Some of advantages of “Buy” option include:
1) The time to get a package solution implemented such that you may start using it and reaping corresponding benefits for your business is typically quicker than that for building application “from scratch”.
2) The initial purchase price of a software package, although it may be considerable, is often less than (initial) custom development costs.
3) The software vendor may deliver regular maintenance upgrades to software package, including a number of “bug fixes” and/or enhancements, which you may receive for a “fixed maintenance fee” such that you do not have to bear costs of all these “bug fixes” and enhancements alone.
Some of disadvantages of “Buy” option include:
1) A COTS package may not satisfy all your business requirements/needs and may not fit your specific business processes well “out of box”. The software vendor may or may not be willing and able to modify package to better fit your business requirements and/or processes and even if so, this may be costly.
2) A software package may be less able to quickly adapt to changes in your business needs and/or processes. You may have to wait for vendor’s next maintenance release to get changes you want, or you may have to pay vendor to make these changes specifically just for you and wait for them, or they may not be willing (and/or able) to make these changes to their software package for you at all.
Briefly here are also just a few of additional factors that, IMHO, you may want to consider in evaluating / selecting a package solution(s), as part of your “Buy options”, including:
1) What is additional time and cost, if it is even possible / an option, to modify package to satisfy your current requirements/needs? A “general rule of thumb” I have used over years is that … If you have to modify 50% or more of “code” to make it meet your needs, then you are probably better off re-writing it “from scratch”, you know?
2) Is it maintainable? Meaning, will you, vendor, and/or developers you engage be able to modify package to meet any changes in your current and/or future requirements/needs? If not, then this package may become “shelfware” should your needs change at some point, you know?

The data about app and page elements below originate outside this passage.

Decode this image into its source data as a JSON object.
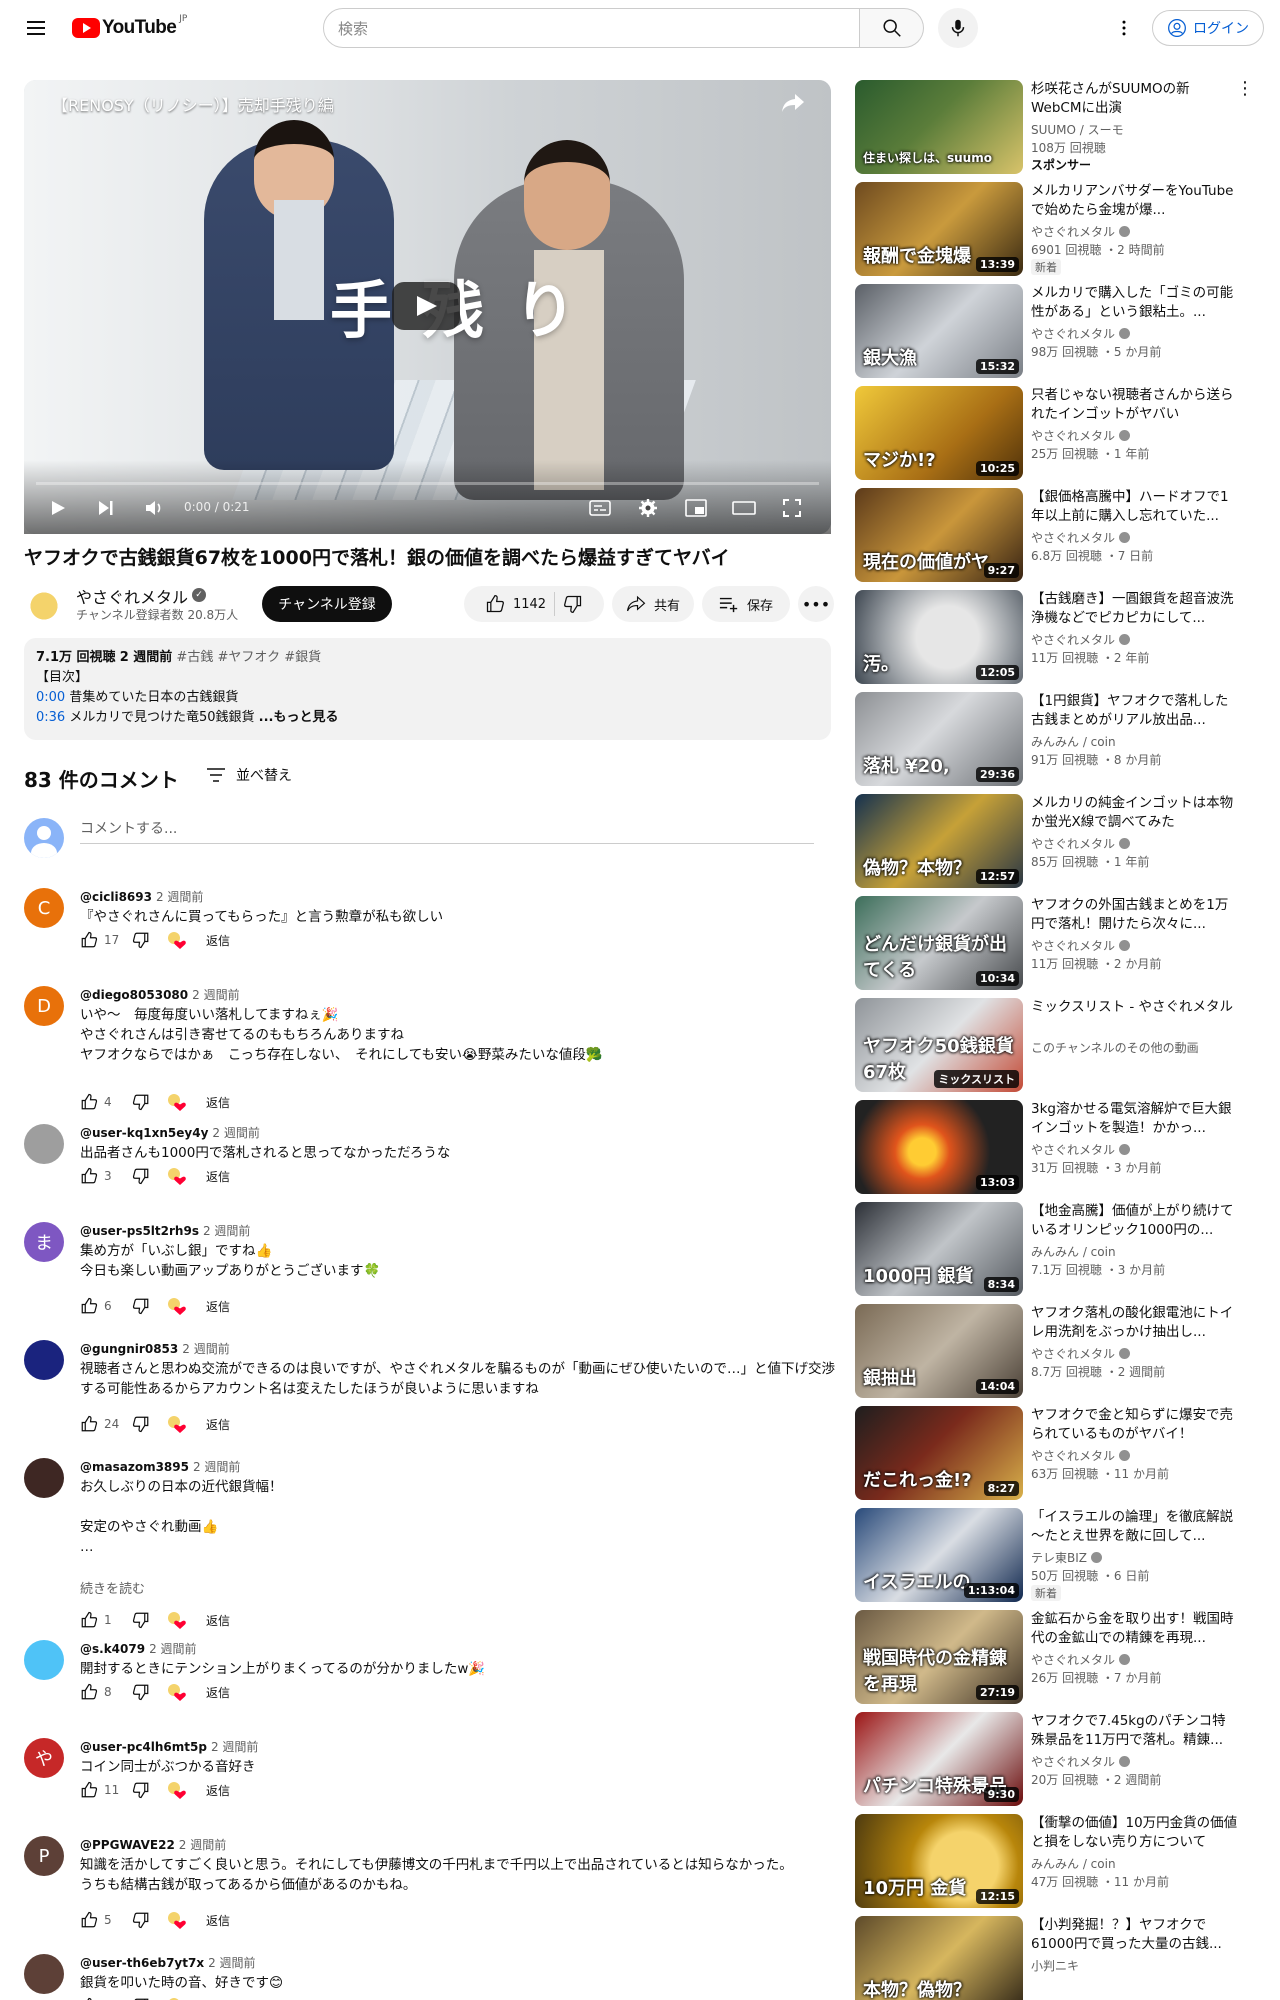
{
  "header": {
    "logo_text": "YouTube",
    "logo_region": "JP",
    "search_placeholder": "検索",
    "signin_label": "ログイン"
  },
  "player": {
    "overlay_title": "【RENOSY（リノシー）】売却手残り編",
    "overlay_caption": "手残り",
    "time": "0:00 / 0:21"
  },
  "video": {
    "title": "ヤフオクで古銭銀貨67枚を1000円で落札！銀の価値を調べたら爆益すぎてヤバイ",
    "channel": "やさぐれメタル",
    "subscribers": "チャンネル登録者数 20.8万人",
    "subscribe_label": "チャンネル登録",
    "likes": "1142",
    "share_label": "共有",
    "save_label": "保存"
  },
  "description": {
    "views": "7.1万 回視聴",
    "date": "2 週間前",
    "tags": "#古銭 #ヤフオク #銀貨",
    "heading": "【目次】",
    "chapters": [
      {
        "time": "0:00",
        "text": "昔集めていた日本の古銭銀貨"
      },
      {
        "time": "0:36",
        "text": "メルカリで見つけた竜50銭銀貨"
      }
    ],
    "more": "...もっと見る"
  },
  "comments_section": {
    "count": "83 件のコメント",
    "sort_label": "並べ替え",
    "placeholder": "コメントする...",
    "reply_label": "返信",
    "read_more": "続きを読む"
  },
  "comments": [
    {
      "author": "@cicli8693",
      "time": "2 週間前",
      "text": "『やさぐれさんに買ってもらった』と言う勲章が私も欲しい",
      "likes": "17",
      "avatar_letter": "C",
      "avatar_color": "#e8710a"
    },
    {
      "author": "@diego8053080",
      "time": "2 週間前",
      "text": "いや〜　毎度毎度いい落札してますねぇ🎉\nやさぐれさんは引き寄せてるのももちろんありますね\nヤフオクならではかぁ　こっち存在しない、　それにしても安い😭野菜みたいな値段🥦",
      "likes": "4",
      "avatar_letter": "D",
      "avatar_color": "#e8710a"
    },
    {
      "author": "@user-kq1xn5ey4y",
      "time": "2 週間前",
      "text": "出品者さんも1000円で落札されると思ってなかっただろうな",
      "likes": "3",
      "avatar_letter": "",
      "avatar_color": "#9e9e9e"
    },
    {
      "author": "@user-ps5lt2rh9s",
      "time": "2 週間前",
      "text": "集め方が「いぶし銀」ですね👍\n今日も楽しい動画アップありがとうございます🍀",
      "likes": "6",
      "avatar_letter": "ま",
      "avatar_color": "#7e57c2"
    },
    {
      "author": "@gungnir0853",
      "time": "2 週間前",
      "text": "視聴者さんと思わぬ交流ができるのは良いですが、やさぐれメタルを騙るものが「動画にぜひ使いたいので…」と値下げ交渉する可能性あるからアカウント名は変えたしたほうが良いように思いますね",
      "likes": "24",
      "avatar_letter": "",
      "avatar_color": "#1a237e"
    },
    {
      "author": "@masazom3895",
      "time": "2 週間前",
      "text": "お久しぶりの日本の近代銀貨幅！\n\n安定のやさぐれ動画👍\n…",
      "likes": "1",
      "avatar_letter": "",
      "avatar_color": "#3e2723"
    },
    {
      "author": "@s.k4079",
      "time": "2 週間前",
      "text": "開封するときにテンション上がりまくってるのが分かりましたw🎉",
      "likes": "8",
      "avatar_letter": "",
      "avatar_color": "#4fc3f7"
    },
    {
      "author": "@user-pc4lh6mt5p",
      "time": "2 週間前",
      "text": "コイン同士がぶつかる音好き",
      "likes": "11",
      "avatar_letter": "や",
      "avatar_color": "#c62828"
    },
    {
      "author": "@PPGWAVE22",
      "time": "2 週間前",
      "text": "知識を活かしてすごく良いと思う。それにしても伊藤博文の千円札まで千円以上で出品されているとは知らなかった。\nうちも結構古銭が取ってあるから価値があるのかもね。",
      "likes": "5",
      "avatar_letter": "P",
      "avatar_color": "#5d4037"
    },
    {
      "author": "@user-th6eb7yt7x",
      "time": "2 週間前",
      "text": "銀貨を叩いた時の音、好きです😊",
      "likes": "",
      "avatar_letter": "",
      "avatar_color": "#5d4037"
    }
  ],
  "recommendations": [
    {
      "title": "杉咲花さんがSUUMOの新WebCMに出演",
      "channel": "SUUMO / スーモ",
      "meta": "108万 回視聴",
      "badge": "",
      "sponsor": "スポンサー",
      "duration": "",
      "thumb_text": "住まい探しは、suumo",
      "verified": false
    },
    {
      "title": "メルカリアンバサダーをYouTubeで始めたら金塊が爆...",
      "channel": "やさぐれメタル",
      "meta": "6901 回視聴 ・2 時間前",
      "badge": "新着",
      "sponsor": "",
      "duration": "13:39",
      "thumb_text": "報酬で金塊爆",
      "verified": true
    },
    {
      "title": "メルカリで購入した「ゴミの可能性がある」という銀粘土。...",
      "channel": "やさぐれメタル",
      "meta": "98万 回視聴 ・5 か月前",
      "badge": "",
      "sponsor": "",
      "duration": "15:32",
      "thumb_text": "銀大漁",
      "verified": true
    },
    {
      "title": "只者じゃない視聴者さんから送られたインゴットがヤバい",
      "channel": "やさぐれメタル",
      "meta": "25万 回視聴 ・1 年前",
      "badge": "",
      "sponsor": "",
      "duration": "10:25",
      "thumb_text": "マジか!?",
      "verified": true
    },
    {
      "title": "【銀価格高騰中】ハードオフで1年以上前に購入し忘れていた...",
      "channel": "やさぐれメタル",
      "meta": "6.8万 回視聴 ・7 日前",
      "badge": "",
      "sponsor": "",
      "duration": "9:27",
      "thumb_text": "現在の価値がヤ",
      "verified": true
    },
    {
      "title": "【古銭磨き】一圓銀貨を超音波洗浄機などでピカピカにして...",
      "channel": "やさぐれメタル",
      "meta": "11万 回視聴 ・2 年前",
      "badge": "",
      "sponsor": "",
      "duration": "12:05",
      "thumb_text": "汚。",
      "verified": true
    },
    {
      "title": "【1円銀貨】ヤフオクで落札した古銭まとめがリアル放出品...",
      "channel": "みんみん / coin",
      "meta": "91万 回視聴 ・8 か月前",
      "badge": "",
      "sponsor": "",
      "duration": "29:36",
      "thumb_text": "落札 ¥20,",
      "verified": false
    },
    {
      "title": "メルカリの純金インゴットは本物か蛍光X線で調べてみた",
      "channel": "やさぐれメタル",
      "meta": "85万 回視聴 ・1 年前",
      "badge": "",
      "sponsor": "",
      "duration": "12:57",
      "thumb_text": "偽物？本物？",
      "verified": true
    },
    {
      "title": "ヤフオクの外国古銭まとめを1万円で落札！開けたら次々に...",
      "channel": "やさぐれメタル",
      "meta": "11万 回視聴 ・2 か月前",
      "badge": "",
      "sponsor": "",
      "duration": "10:34",
      "thumb_text": "どんだけ銀貨が出てくる",
      "verified": true
    },
    {
      "title": "ミックスリスト - やさぐれメタル",
      "channel": "このチャンネルのその他の動画",
      "meta": "",
      "badge": "",
      "sponsor": "",
      "duration": "ミックスリスト",
      "thumb_text": "ヤフオク50銭銀貨67枚",
      "verified": false
    },
    {
      "title": "3kg溶かせる電気溶解炉で巨大銀インゴットを製造！かかっ...",
      "channel": "やさぐれメタル",
      "meta": "31万 回視聴 ・3 か月前",
      "badge": "",
      "sponsor": "",
      "duration": "13:03",
      "thumb_text": "",
      "verified": true
    },
    {
      "title": "【地金高騰】価値が上がり続けているオリンピック1000円の...",
      "channel": "みんみん / coin",
      "meta": "7.1万 回視聴 ・3 か月前",
      "badge": "",
      "sponsor": "",
      "duration": "8:34",
      "thumb_text": "1000円 銀貨",
      "verified": false
    },
    {
      "title": "ヤフオク落札の酸化銀電池にトイレ用洗剤をぶっかけ抽出し...",
      "channel": "やさぐれメタル",
      "meta": "8.7万 回視聴 ・2 週間前",
      "badge": "",
      "sponsor": "",
      "duration": "14:04",
      "thumb_text": "銀抽出",
      "verified": true
    },
    {
      "title": "ヤフオクで金と知らずに爆安で売られているものがヤバイ！",
      "channel": "やさぐれメタル",
      "meta": "63万 回視聴 ・11 か月前",
      "badge": "",
      "sponsor": "",
      "duration": "8:27",
      "thumb_text": "だこれっ金!?",
      "verified": true
    },
    {
      "title": "「イスラエルの論理」を徹底解説～たとえ世界を敵に回して...",
      "channel": "テレ東BIZ",
      "meta": "50万 回視聴 ・6 日前",
      "badge": "新着",
      "sponsor": "",
      "duration": "1:13:04",
      "thumb_text": "イスラエルの",
      "verified": true
    },
    {
      "title": "金鉱石から金を取り出す！戦国時代の金鉱山での精錬を再現...",
      "channel": "やさぐれメタル",
      "meta": "26万 回視聴 ・7 か月前",
      "badge": "",
      "sponsor": "",
      "duration": "27:19",
      "thumb_text": "戦国時代の金精錬を再現",
      "verified": true
    },
    {
      "title": "ヤフオクで7.45kgのパチンコ特殊景品を11万円で落札。精錬...",
      "channel": "やさぐれメタル",
      "meta": "20万 回視聴 ・2 週間前",
      "badge": "",
      "sponsor": "",
      "duration": "9:30",
      "thumb_text": "パチンコ特殊景品",
      "verified": true
    },
    {
      "title": "【衝撃の価値】10万円金貨の価値と損をしない売り方について",
      "channel": "みんみん / coin",
      "meta": "47万 回視聴 ・11 か月前",
      "badge": "",
      "sponsor": "",
      "duration": "12:15",
      "thumb_text": "10万円 金貨",
      "verified": false
    },
    {
      "title": "【小判発掘！？】ヤフオクで61000円で買った大量の古銭...",
      "channel": "小判ニキ",
      "meta": "",
      "badge": "",
      "sponsor": "",
      "duration": "",
      "thumb_text": "本物？偽物？",
      "verified": false
    }
  ]
}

3) How well does it integrate and/or “play well” with other applications in your overall application architecture? If it does not “interface nicely” with other applications in your overall application architecture and it will need to, then you may find that you will need to have these interfaces custom developed. Therefore, you should also consider development of these interfaces in “Total cost of ownership” of this package, right?
4) What kinds of documentation, training and support are available? And how good are they? Bottom line … a package you and/or your staff can’t use isn’t worth much now is it?
Granted, again, there is a lot more to both a good formal “Buy vs. Build” analysis and/or Software Selection process, as discussed above, but …
Once you have narrowed it down to top “scoring” candidate COTS software packages from your Software Selection process, this along with your assessment of advantages, disadvantages and costs of “Buy” vs. “Build” alternative, as discussed above, will allow you to make a good informed decision about which solution is better for you and your business, namely to “Build” or “Buy”, in this case, right?
I hope that discussions herein will at least help everyone see value (and potential time, effort and money savings) of performing a “Buy vs. Build” analysis and/or a Software Selection process “up front” vs. ending up with something that either doesn’t meet your (short- and/or long-term) needs and/or is too costly to maintain.
If you have any further questions regarding and/or would like further assistance with any of this, please feel free to contact us via contact information available below.
I hope this all helps you all and Have a Great Day! :)
- Michael S. DeVries
Michael S. DeVries is the Moderator of The Virtual Consulting Discussion List (http://www.TheVCF.com/vcdl.phtml) and Principal of The Virtual Consulting Firm (http://www.TheVCF.com). Learn how to work from Wherever, Whenever: http://www.TheVCF.com/vcdl.phtml